**Source material**

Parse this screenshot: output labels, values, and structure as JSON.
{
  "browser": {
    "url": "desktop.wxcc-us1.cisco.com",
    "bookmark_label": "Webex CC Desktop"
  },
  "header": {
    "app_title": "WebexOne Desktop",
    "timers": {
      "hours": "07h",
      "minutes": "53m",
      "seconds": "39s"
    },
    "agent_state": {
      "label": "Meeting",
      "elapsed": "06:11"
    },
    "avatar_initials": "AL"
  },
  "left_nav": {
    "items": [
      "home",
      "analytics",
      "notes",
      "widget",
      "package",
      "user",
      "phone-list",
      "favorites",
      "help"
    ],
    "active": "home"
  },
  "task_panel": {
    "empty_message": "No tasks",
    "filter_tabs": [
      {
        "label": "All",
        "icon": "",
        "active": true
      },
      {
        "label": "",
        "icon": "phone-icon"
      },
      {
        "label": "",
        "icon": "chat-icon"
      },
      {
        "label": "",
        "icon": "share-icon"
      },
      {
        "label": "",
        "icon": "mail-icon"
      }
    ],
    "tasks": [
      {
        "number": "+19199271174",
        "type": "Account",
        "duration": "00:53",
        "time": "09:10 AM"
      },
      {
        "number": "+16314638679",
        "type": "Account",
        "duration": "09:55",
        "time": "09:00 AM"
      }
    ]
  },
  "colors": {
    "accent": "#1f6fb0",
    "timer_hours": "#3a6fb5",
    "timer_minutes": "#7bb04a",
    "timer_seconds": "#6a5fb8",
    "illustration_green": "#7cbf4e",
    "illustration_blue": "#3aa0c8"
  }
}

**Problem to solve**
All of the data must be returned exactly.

**Worked solution**
Parse this screenshot: output labels, values, and structure as JSON.
{
  "browser": {
    "url": "desktop.wxcc-us1.cisco.com",
    "bookmark_label": "Webex CC Desktop"
  },
  "header": {
    "app_title": "WebexOne Desktop",
    "timers": {
      "hours": "07h",
      "minutes": "53m",
      "seconds": "39s"
    },
    "agent_state": {
      "label": "Meeting",
      "elapsed": "06:11"
    },
    "avatar_initials": "AL"
  },
  "left_nav": {
    "items": [
      "home",
      "analytics",
      "notes",
      "widget",
      "package",
      "user",
      "phone-list",
      "favorites",
      "help"
    ],
    "active": "home"
  },
  "task_panel": {
    "empty_message": "No tasks",
    "filter_tabs": [
      {
        "label": "All",
        "icon": "",
        "active": true
      },
      {
        "label": "",
        "icon": "phone-icon"
      },
      {
        "label": "",
        "icon": "chat-icon"
      },
      {
        "label": "",
        "icon": "share-icon"
      },
      {
        "label": "",
        "icon": "mail-icon"
      }
    ],
    "tasks": [
      {
        "number": "+19199271174",
        "type": "Account",
        "duration": "00:53",
        "time": "09:10 AM"
      },
      {
        "number": "+16314638679",
        "type": "Account",
        "duration": "09:55",
        "time": "09:00 AM"
      }
    ]
  },
  "colors": {
    "accent": "#1f6fb0",
    "timer_hours": "#3a6fb5",
    "timer_minutes": "#7bb04a",
    "timer_seconds": "#6a5fb8",
    "illustration_green": "#7cbf4e",
    "illustration_blue": "#3aa0c8"
  }
}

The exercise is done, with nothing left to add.